Interview (Part 4): Tash Aw on living in and writing about Shanghai

You’re reading part four of a six-part interview. Click on the links to navigate:

  1. On Five Star Billionaire and personal reinvention
  2. On old and new China
  3. On censorship and (not) being a spokesperson
  4. On living in and writing about Shanghai
  5. On the art of writing
  6. On literary culture in Singapore

Click to view the interview on a single page. 

See Aw’s schedule of public appearances in Singapore in April.

Were you writing about Shanghai while you were there?

I did write a certain amount in Shanghai; but it was mostly note-taking and research. I usually find it easier to write about a place when I’m not there, though. I find it much more helpful to be physically removed from a place, before I can write successfully about it. It gives me more objectivity and perspective. That’s another reason why I can’t write really well about the UK.
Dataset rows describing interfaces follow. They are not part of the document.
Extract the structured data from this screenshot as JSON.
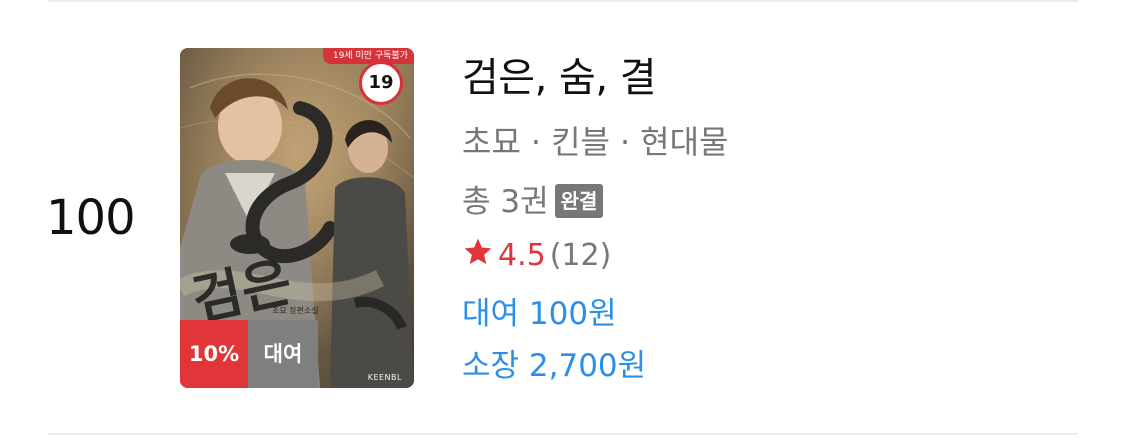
{
  "rank": "100",
  "book": {
    "cover": {
      "age_ribbon": "19세 미만 구독불가",
      "age_badge": "19",
      "cover_title": "검은",
      "cover_small_text": "초묘 장편소설",
      "publisher": "KEENBL",
      "discount_badge": "10%",
      "rent_badge": "대여"
    },
    "title": "검은, 숨, 결",
    "author": "초묘",
    "category": "킨블",
    "genre": "현대물",
    "separator": "·",
    "volumes": "총 3권",
    "complete_badge": "완결",
    "rating": "4.5",
    "rating_count": "(12)",
    "rent_price": "대여 100원",
    "own_price": "소장 2,700원"
  },
  "colors": {
    "accent_red": "#e0363a",
    "price_blue": "#2b8ee8",
    "meta_gray": "#777777"
  },
  "icons": {
    "star": "star-icon"
  }
}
My problem with being in a place is that I have a tendency to be too faithful to the truth. When you’re not there, you feel like: I have the freedom to reinvent things. And sometimes reinventing details is more powerful than actually recording it in real life. That’s why so many holiday snaps are so flat. The reason why a particular viewpoint is so appealing to you is because you have the emotional connection, but then you just take a snap and you forget what’s important is the emotional link.

So how did you spend your time there?

Basically eating in restaurants and walking a lot! I would talk to a lot of random people. Shanghai is quite good for that because there are so many outsiders there. Not just foreigners, but also Chinese people who come from other parts of China to work there. They’re all keen to tell you their story, where they come from; you only have to express the slightest interest. Everybody is lonely and everybody is working so hard. If you just say where you’re from, you’ll get the whole story; how they got to Shanghai and why. So that’s really valuable. That all got distilled in to a lot of the characters. That was basically how I spent my time. I did a lot of reading and writing as well, but it was mainly just taking in everything.

Which probably doesn’t tally with most people’s perception of Shanghai as a place that’s moving way too fast for personal connections.

It is surprising. And it’s the personal things. Waiting in a queue in a restaurant, you engage in a conversation with the people next to you and they’re surprisingly open. Someone made a comment on my book, that all characters in the novel crave intimacy but don’t know how to get it. I think that’s right, because that’s basically what I observed in Shanghai. Everybody wanted to form friendships and relationships, but no one really knew how to do it. Everyone was convinced that they had no time. But actually all it took was for you to say, “what brought you to Shanghai?” And then you’d get this story, and a lot of people were surprised how easily the conversation flowed.

Yet one of the characters in the novel invests a lot of hope—and energy—in online dating; she’s striving for that personal connection.

I was really fascinated by dating in Shanghai. That too, has become this huge source of stress and anxiety, mainly for women in their thirties, who are under such pressure to get married. The pressure is from their family they say, but they don’t help matters by being incredibly demanding. They set up all these barriers between themselves and potential matches and then they complain that it’s impossible to find anyone.

I spent a lot of time going out with my female friends, people in their mid-thirties. And seeing how they’re going out and meeting men, stuff like that. I spent a lot of time in internet bars. That’s where you’d see, not in the middle of town, but further out, the waitresses on their one day off in the month, they’re all there online chatting to people, and observing that was really interesting. It’s surprising how much time that takes.